_Provided records_.
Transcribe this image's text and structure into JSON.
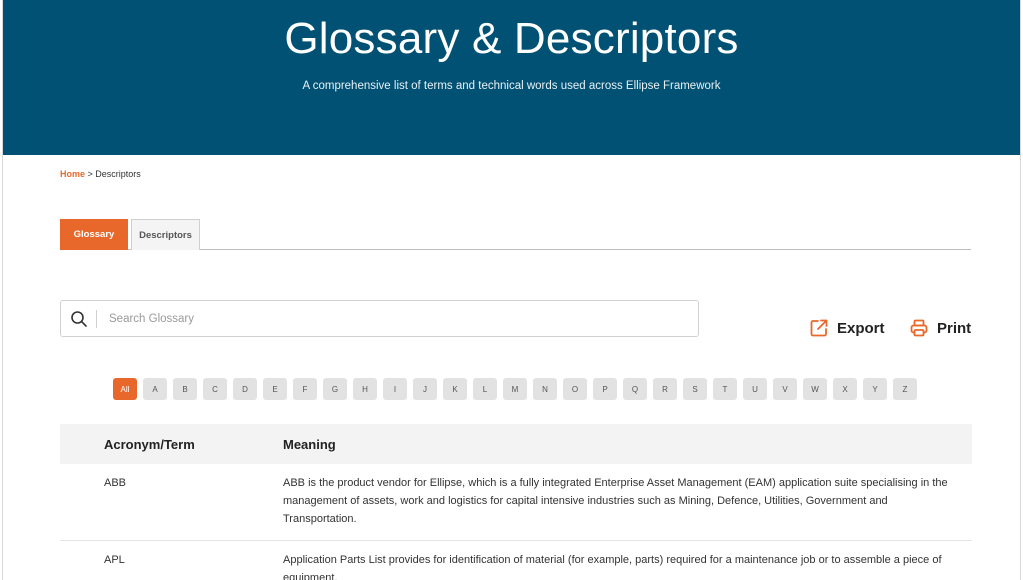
{
  "header": {
    "title": "Glossary & Descriptors",
    "subtitle": "A comprehensive list of terms and technical words used across Ellipse Framework"
  },
  "breadcrumb": {
    "home": "Home",
    "separator": " > ",
    "current": "Descriptors"
  },
  "tabs": [
    {
      "label": "Glossary",
      "active": true
    },
    {
      "label": "Descriptors",
      "active": false
    }
  ],
  "search": {
    "placeholder": "Search Glossary",
    "value": ""
  },
  "actions": {
    "export_label": "Export",
    "print_label": "Print"
  },
  "alphabet": [
    "All",
    "A",
    "B",
    "C",
    "D",
    "E",
    "F",
    "G",
    "H",
    "I",
    "J",
    "K",
    "L",
    "M",
    "N",
    "O",
    "P",
    "Q",
    "R",
    "S",
    "T",
    "U",
    "V",
    "W",
    "X",
    "Y",
    "Z"
  ],
  "alphabet_selected": "All",
  "table": {
    "columns": [
      "Acronym/Term",
      "Meaning"
    ],
    "rows": [
      {
        "term": "ABB",
        "meaning": "ABB is the product vendor for Ellipse, which is a fully integrated Enterprise Asset Management (EAM) application suite specialising in the management of assets, work and logistics for capital intensive industries such as Mining, Defence, Utilities, Government and Transportation."
      },
      {
        "term": "APL",
        "meaning": "Application Parts List provides for identification of material (for example, parts) required for a maintenance job or to assemble a piece of equipment."
      }
    ]
  },
  "colors": {
    "header_bg": "#005173",
    "accent": "#e8682b"
  }
}
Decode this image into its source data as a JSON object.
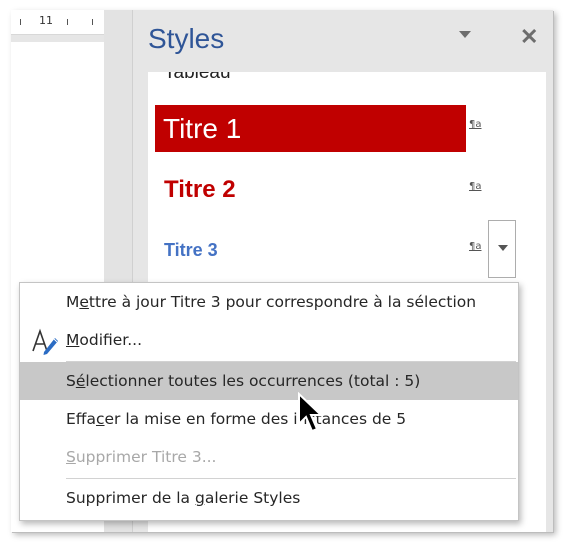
{
  "ruler": {
    "number": "11"
  },
  "pane": {
    "title": "Styles",
    "dropdown_icon": "chevron-down-icon",
    "close_icon": "close-icon",
    "close_glyph": "✕"
  },
  "styles": {
    "cut_item": "Tableau",
    "items": [
      {
        "label": "Titre 1",
        "mark": "¶a"
      },
      {
        "label": "Titre 2",
        "mark": "¶a"
      },
      {
        "label": "Titre 3",
        "mark": "¶a"
      }
    ]
  },
  "menu": {
    "update": {
      "pre": "M",
      "u": "e",
      "post": "ttre à jour Titre 3 pour correspondre à la sélection"
    },
    "modify": {
      "pre": "",
      "u": "M",
      "post": "odifier..."
    },
    "select_all": {
      "pre": "S",
      "u": "é",
      "post": "lectionner toutes les occurrences (total : 5)"
    },
    "clear": {
      "pre": "Effa",
      "u": "c",
      "post": "er la mise en forme des instances de 5"
    },
    "delete": {
      "pre": "",
      "u": "S",
      "post": "upprimer Titre 3..."
    },
    "remove_gallery": {
      "pre": "Supprimer de la ",
      "u": "g",
      "post": "alerie Styles"
    }
  },
  "colors": {
    "title_blue": "#2f5597",
    "heading_red": "#c00000",
    "heading3_blue": "#4472c4",
    "highlight_gray": "#c8c8c8"
  }
}
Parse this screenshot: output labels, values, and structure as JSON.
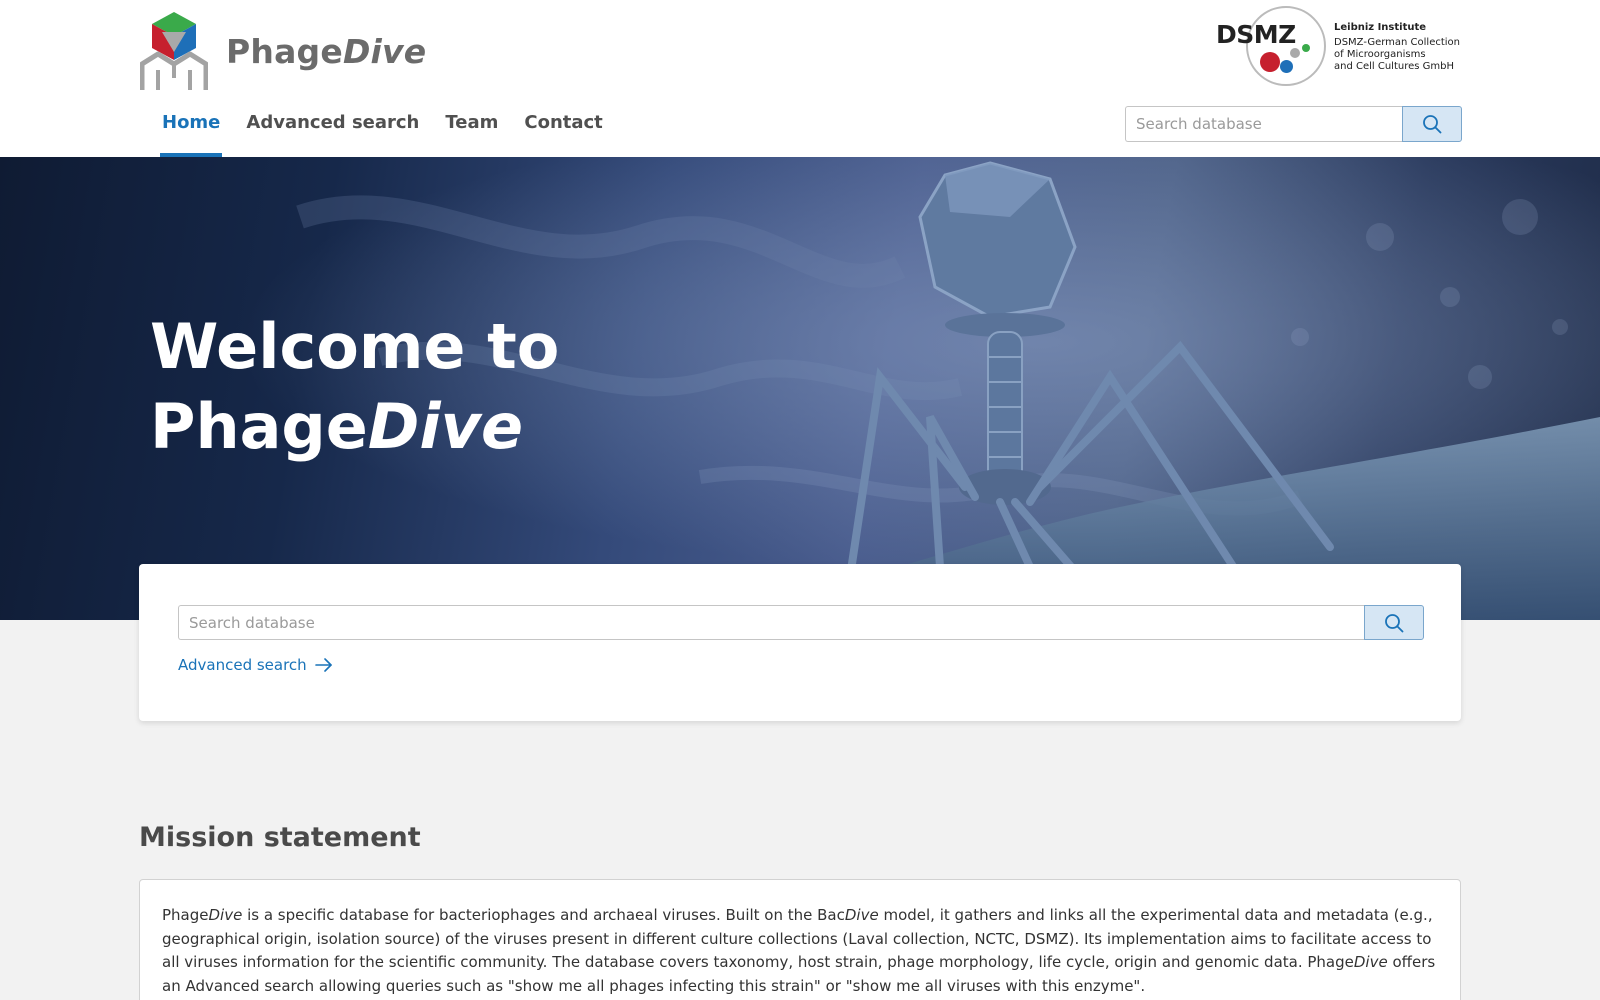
{
  "header": {
    "brand_prefix": "Phage",
    "brand_suffix": "Dive",
    "dsmz": {
      "wordmark": "DSMZ",
      "line1": "Leibniz Institute",
      "line2": "DSMZ-German Collection",
      "line3": "of Microorganisms",
      "line4": "and Cell Cultures GmbH"
    },
    "search_placeholder": "Search database"
  },
  "nav": {
    "items": [
      {
        "label": "Home",
        "active": true
      },
      {
        "label": "Advanced search",
        "active": false
      },
      {
        "label": "Team",
        "active": false
      },
      {
        "label": "Contact",
        "active": false
      }
    ]
  },
  "hero": {
    "line1": "Welcome to",
    "line2_prefix": "Phage",
    "line2_suffix": "Dive"
  },
  "search_card": {
    "placeholder": "Search database",
    "advanced_link": "Advanced search"
  },
  "mission": {
    "heading": "Mission statement",
    "t1": "Phage",
    "t2": "Dive",
    "t3": " is a specific database for bacteriophages and archaeal viruses. Built on the Bac",
    "t4": "Dive",
    "t5": " model, it gathers and links all the experimental data and metadata (e.g., geographical origin, isolation source) of the viruses present in different culture collections (Laval collection, NCTC, DSMZ). Its implementation aims to facilitate access to all viruses information for the scientific community. The database covers taxonomy, host strain, phage morphology, life cycle, origin and genomic data. Phage",
    "t6": "Dive",
    "t7": " offers an Advanced search allowing queries such as \"show me all phages infecting this strain\" or \"show me all viruses with this enzyme\"."
  },
  "icons": {
    "search": "search-icon",
    "arrow": "arrow-right-icon",
    "logo": "phagedive-logo-icon"
  },
  "colors": {
    "accent": "#1a73b8",
    "search_button_bg": "#d6e6f4",
    "logo_green": "#3aaa4a",
    "logo_red": "#c6202e",
    "logo_blue": "#1e6fb8"
  }
}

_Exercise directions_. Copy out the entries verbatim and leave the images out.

_Task result_.
Transcribe this image's text and structure into JSON.
{
  "header": {
    "title": "Glossary & Descriptors",
    "subtitle": "A comprehensive list of terms and technical words used across Ellipse Framework"
  },
  "breadcrumb": {
    "home": "Home",
    "separator": " > ",
    "current": "Descriptors"
  },
  "tabs": [
    {
      "label": "Glossary",
      "active": true
    },
    {
      "label": "Descriptors",
      "active": false
    }
  ],
  "search": {
    "placeholder": "Search Glossary",
    "value": ""
  },
  "actions": {
    "export_label": "Export",
    "print_label": "Print"
  },
  "alphabet": [
    "All",
    "A",
    "B",
    "C",
    "D",
    "E",
    "F",
    "G",
    "H",
    "I",
    "J",
    "K",
    "L",
    "M",
    "N",
    "O",
    "P",
    "Q",
    "R",
    "S",
    "T",
    "U",
    "V",
    "W",
    "X",
    "Y",
    "Z"
  ],
  "alphabet_selected": "All",
  "table": {
    "columns": [
      "Acronym/Term",
      "Meaning"
    ],
    "rows": [
      {
        "term": "ABB",
        "meaning": "ABB is the product vendor for Ellipse, which is a fully integrated Enterprise Asset Management (EAM) application suite specialising in the management of assets, work and logistics for capital intensive industries such as Mining, Defence, Utilities, Government and Transportation."
      },
      {
        "term": "APL",
        "meaning": "Application Parts List provides for identification of material (for example, parts) required for a maintenance job or to assemble a piece of equipment."
      }
    ]
  },
  "colors": {
    "header_bg": "#005173",
    "accent": "#e8682b"
  }
}
Decode this image into its source data as a JSON object.
{
  "ruler": {
    "number": "11"
  },
  "pane": {
    "title": "Styles",
    "dropdown_icon": "chevron-down-icon",
    "close_icon": "close-icon",
    "close_glyph": "✕"
  },
  "styles": {
    "cut_item": "Tableau",
    "items": [
      {
        "label": "Titre 1",
        "mark": "¶a"
      },
      {
        "label": "Titre 2",
        "mark": "¶a"
      },
      {
        "label": "Titre 3",
        "mark": "¶a"
      }
    ]
  },
  "menu": {
    "update": {
      "pre": "M",
      "u": "e",
      "post": "ttre à jour Titre 3 pour correspondre à la sélection"
    },
    "modify": {
      "pre": "",
      "u": "M",
      "post": "odifier..."
    },
    "select_all": {
      "pre": "S",
      "u": "é",
      "post": "lectionner toutes les occurrences (total : 5)"
    },
    "clear": {
      "pre": "Effa",
      "u": "c",
      "post": "er la mise en forme des instances de 5"
    },
    "delete": {
      "pre": "",
      "u": "S",
      "post": "upprimer Titre 3..."
    },
    "remove_gallery": {
      "pre": "Supprimer de la ",
      "u": "g",
      "post": "alerie Styles"
    }
  },
  "colors": {
    "title_blue": "#2f5597",
    "heading_red": "#c00000",
    "heading3_blue": "#4472c4",
    "highlight_gray": "#c8c8c8"
  }
}
Parse this screenshot: output labels, values, and structure as JSON.
{
  "header": {
    "brand_prefix": "Phage",
    "brand_suffix": "Dive",
    "dsmz": {
      "wordmark": "DSMZ",
      "line1": "Leibniz Institute",
      "line2": "DSMZ-German Collection",
      "line3": "of Microorganisms",
      "line4": "and Cell Cultures GmbH"
    },
    "search_placeholder": "Search database"
  },
  "nav": {
    "items": [
      {
        "label": "Home",
        "active": true
      },
      {
        "label": "Advanced search",
        "active": false
      },
      {
        "label": "Team",
        "active": false
      },
      {
        "label": "Contact",
        "active": false
      }
    ]
  },
  "hero": {
    "line1": "Welcome to",
    "line2_prefix": "Phage",
    "line2_suffix": "Dive"
  },
  "search_card": {
    "placeholder": "Search database",
    "advanced_link": "Advanced search"
  },
  "mission": {
    "heading": "Mission statement",
    "t1": "Phage",
    "t2": "Dive",
    "t3": " is a specific database for bacteriophages and archaeal viruses. Built on the Bac",
    "t4": "Dive",
    "t5": " model, it gathers and links all the experimental data and metadata (e.g., geographical origin, isolation source) of the viruses present in different culture collections (Laval collection, NCTC, DSMZ). Its implementation aims to facilitate access to all viruses information for the scientific community. The database covers taxonomy, host strain, phage morphology, life cycle, origin and genomic data. Phage",
    "t6": "Dive",
    "t7": " offers an Advanced search allowing queries such as \"show me all phages infecting this strain\" or \"show me all viruses with this enzyme\"."
  },
  "icons": {
    "search": "search-icon",
    "arrow": "arrow-right-icon",
    "logo": "phagedive-logo-icon"
  },
  "colors": {
    "accent": "#1a73b8",
    "search_button_bg": "#d6e6f4",
    "logo_green": "#3aaa4a",
    "logo_red": "#c6202e",
    "logo_blue": "#1e6fb8"
  }
}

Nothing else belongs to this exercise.